[Opening Extracted information section]

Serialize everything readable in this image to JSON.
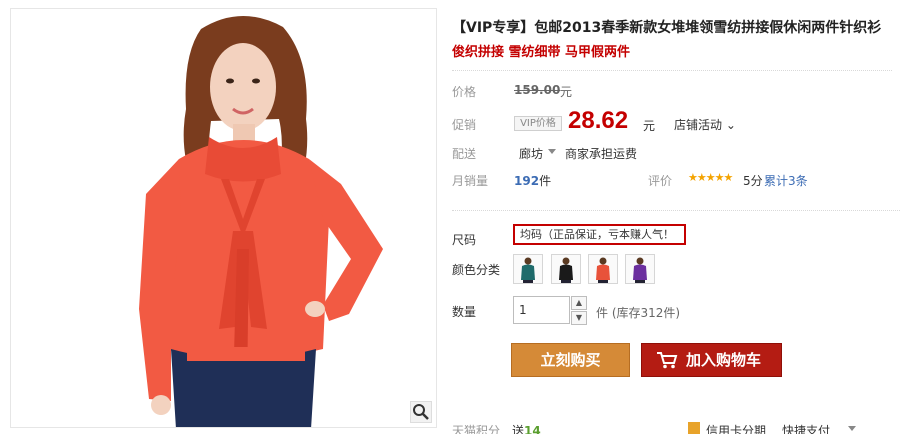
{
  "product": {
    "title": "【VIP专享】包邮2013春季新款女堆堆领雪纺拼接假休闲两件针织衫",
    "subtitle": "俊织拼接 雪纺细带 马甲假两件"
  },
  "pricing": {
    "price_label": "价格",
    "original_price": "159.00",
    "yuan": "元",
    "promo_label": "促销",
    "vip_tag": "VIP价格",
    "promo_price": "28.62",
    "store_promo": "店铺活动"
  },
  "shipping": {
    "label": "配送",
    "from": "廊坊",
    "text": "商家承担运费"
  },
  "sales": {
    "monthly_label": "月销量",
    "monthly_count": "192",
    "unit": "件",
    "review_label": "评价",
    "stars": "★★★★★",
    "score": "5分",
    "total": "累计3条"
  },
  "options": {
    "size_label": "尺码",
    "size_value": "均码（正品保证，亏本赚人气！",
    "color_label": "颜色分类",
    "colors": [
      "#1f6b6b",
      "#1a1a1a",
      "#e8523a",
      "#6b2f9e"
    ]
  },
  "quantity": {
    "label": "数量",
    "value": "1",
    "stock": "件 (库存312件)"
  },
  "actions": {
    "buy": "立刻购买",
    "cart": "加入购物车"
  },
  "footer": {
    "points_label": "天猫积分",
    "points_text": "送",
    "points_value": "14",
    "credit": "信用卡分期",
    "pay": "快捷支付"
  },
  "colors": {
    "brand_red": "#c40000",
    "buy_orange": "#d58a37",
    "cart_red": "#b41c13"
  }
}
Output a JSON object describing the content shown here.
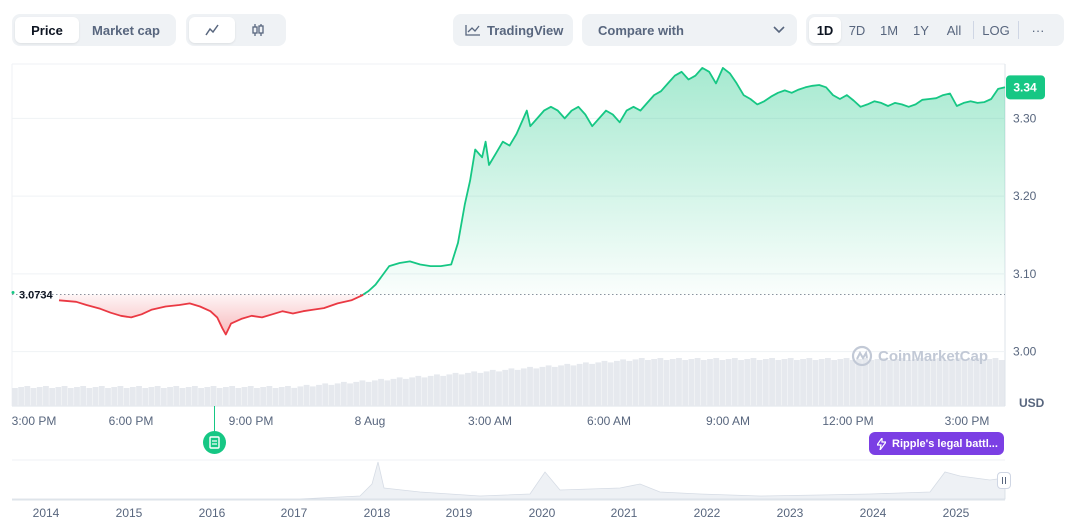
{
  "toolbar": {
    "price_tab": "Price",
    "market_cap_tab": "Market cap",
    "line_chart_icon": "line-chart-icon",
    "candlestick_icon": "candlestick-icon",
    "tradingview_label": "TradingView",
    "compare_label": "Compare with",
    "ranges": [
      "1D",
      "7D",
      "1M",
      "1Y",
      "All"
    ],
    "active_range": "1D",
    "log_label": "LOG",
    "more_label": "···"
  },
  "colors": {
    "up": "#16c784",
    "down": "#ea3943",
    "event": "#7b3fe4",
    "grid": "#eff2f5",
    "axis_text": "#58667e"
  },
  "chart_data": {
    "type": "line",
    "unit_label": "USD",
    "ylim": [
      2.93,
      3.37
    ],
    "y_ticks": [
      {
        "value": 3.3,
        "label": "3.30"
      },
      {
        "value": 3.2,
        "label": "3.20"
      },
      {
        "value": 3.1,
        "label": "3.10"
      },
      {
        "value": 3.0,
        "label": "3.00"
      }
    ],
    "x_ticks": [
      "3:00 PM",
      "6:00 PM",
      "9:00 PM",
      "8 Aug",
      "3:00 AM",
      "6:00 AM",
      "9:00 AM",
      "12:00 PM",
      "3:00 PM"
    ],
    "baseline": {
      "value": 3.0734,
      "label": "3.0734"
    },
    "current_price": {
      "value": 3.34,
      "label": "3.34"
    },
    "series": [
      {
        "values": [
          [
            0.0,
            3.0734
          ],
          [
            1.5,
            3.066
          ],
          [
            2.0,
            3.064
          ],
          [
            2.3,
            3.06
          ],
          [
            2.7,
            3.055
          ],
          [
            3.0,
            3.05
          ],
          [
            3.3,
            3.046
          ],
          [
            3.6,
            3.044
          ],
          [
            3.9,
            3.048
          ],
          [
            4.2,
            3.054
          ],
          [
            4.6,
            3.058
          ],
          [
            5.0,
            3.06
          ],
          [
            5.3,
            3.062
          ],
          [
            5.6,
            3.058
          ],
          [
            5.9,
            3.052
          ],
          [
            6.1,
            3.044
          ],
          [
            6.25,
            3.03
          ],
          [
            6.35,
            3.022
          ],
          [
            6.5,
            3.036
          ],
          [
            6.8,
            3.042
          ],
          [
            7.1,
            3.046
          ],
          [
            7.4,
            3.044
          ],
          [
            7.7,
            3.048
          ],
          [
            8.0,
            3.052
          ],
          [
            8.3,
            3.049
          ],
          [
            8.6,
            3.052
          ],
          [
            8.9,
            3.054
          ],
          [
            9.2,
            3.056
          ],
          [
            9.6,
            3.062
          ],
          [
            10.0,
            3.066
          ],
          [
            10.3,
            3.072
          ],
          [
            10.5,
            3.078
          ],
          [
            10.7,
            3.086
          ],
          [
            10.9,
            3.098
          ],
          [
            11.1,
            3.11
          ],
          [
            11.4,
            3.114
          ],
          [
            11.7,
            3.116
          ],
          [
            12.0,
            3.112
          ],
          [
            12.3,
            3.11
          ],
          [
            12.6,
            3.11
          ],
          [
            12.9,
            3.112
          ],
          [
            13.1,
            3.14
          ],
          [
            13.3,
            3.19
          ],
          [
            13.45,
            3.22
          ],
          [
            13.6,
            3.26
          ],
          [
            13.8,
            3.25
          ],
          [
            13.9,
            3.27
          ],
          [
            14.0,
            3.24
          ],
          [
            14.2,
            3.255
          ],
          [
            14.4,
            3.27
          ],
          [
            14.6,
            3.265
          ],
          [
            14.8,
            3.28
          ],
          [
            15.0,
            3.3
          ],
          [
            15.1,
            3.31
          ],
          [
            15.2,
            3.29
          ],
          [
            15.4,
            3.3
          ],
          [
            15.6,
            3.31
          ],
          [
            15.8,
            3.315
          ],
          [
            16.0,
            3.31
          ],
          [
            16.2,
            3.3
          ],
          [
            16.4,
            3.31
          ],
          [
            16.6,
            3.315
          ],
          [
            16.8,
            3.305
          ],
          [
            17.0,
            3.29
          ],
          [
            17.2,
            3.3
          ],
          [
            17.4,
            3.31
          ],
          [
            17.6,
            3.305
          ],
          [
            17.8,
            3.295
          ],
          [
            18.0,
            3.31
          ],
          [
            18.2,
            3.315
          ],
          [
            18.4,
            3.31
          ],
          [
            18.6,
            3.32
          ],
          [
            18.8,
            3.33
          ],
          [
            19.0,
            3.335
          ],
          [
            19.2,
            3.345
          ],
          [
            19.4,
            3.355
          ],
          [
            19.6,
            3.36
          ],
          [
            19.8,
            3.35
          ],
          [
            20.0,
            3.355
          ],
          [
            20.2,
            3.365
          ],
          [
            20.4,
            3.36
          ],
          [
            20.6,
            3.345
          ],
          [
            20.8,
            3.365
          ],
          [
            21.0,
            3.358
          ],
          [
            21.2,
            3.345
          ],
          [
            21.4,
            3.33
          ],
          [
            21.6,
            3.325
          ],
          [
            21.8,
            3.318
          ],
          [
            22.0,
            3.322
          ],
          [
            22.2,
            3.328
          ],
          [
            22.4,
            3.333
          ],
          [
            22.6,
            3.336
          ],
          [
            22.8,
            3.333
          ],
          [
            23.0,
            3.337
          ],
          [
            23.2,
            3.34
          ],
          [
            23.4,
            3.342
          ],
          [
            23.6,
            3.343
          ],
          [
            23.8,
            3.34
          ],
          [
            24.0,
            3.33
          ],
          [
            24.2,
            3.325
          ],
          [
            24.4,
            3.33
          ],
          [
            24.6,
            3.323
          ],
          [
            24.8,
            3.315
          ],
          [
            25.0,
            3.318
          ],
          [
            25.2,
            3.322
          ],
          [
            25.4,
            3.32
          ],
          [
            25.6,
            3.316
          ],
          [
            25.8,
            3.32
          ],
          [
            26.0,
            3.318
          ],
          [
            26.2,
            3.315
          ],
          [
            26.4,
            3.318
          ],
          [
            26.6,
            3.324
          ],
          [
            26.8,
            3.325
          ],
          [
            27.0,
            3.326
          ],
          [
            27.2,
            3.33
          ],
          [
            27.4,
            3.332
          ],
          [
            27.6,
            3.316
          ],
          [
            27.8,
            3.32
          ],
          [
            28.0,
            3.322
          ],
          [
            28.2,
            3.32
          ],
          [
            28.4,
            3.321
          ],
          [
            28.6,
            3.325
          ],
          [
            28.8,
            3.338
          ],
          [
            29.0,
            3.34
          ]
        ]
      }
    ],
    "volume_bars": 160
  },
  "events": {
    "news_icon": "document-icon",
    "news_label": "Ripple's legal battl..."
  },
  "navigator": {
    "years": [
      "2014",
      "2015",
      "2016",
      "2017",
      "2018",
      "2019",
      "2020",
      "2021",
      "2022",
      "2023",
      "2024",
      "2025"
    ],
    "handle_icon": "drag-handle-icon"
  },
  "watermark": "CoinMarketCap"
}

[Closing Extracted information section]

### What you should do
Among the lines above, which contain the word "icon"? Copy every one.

### Problem solution
    "line_chart_icon": "line-chart-icon",
    "candlestick_icon": "candlestick-icon",
    "news_icon": "document-icon",
    "handle_icon": "drag-handle-icon"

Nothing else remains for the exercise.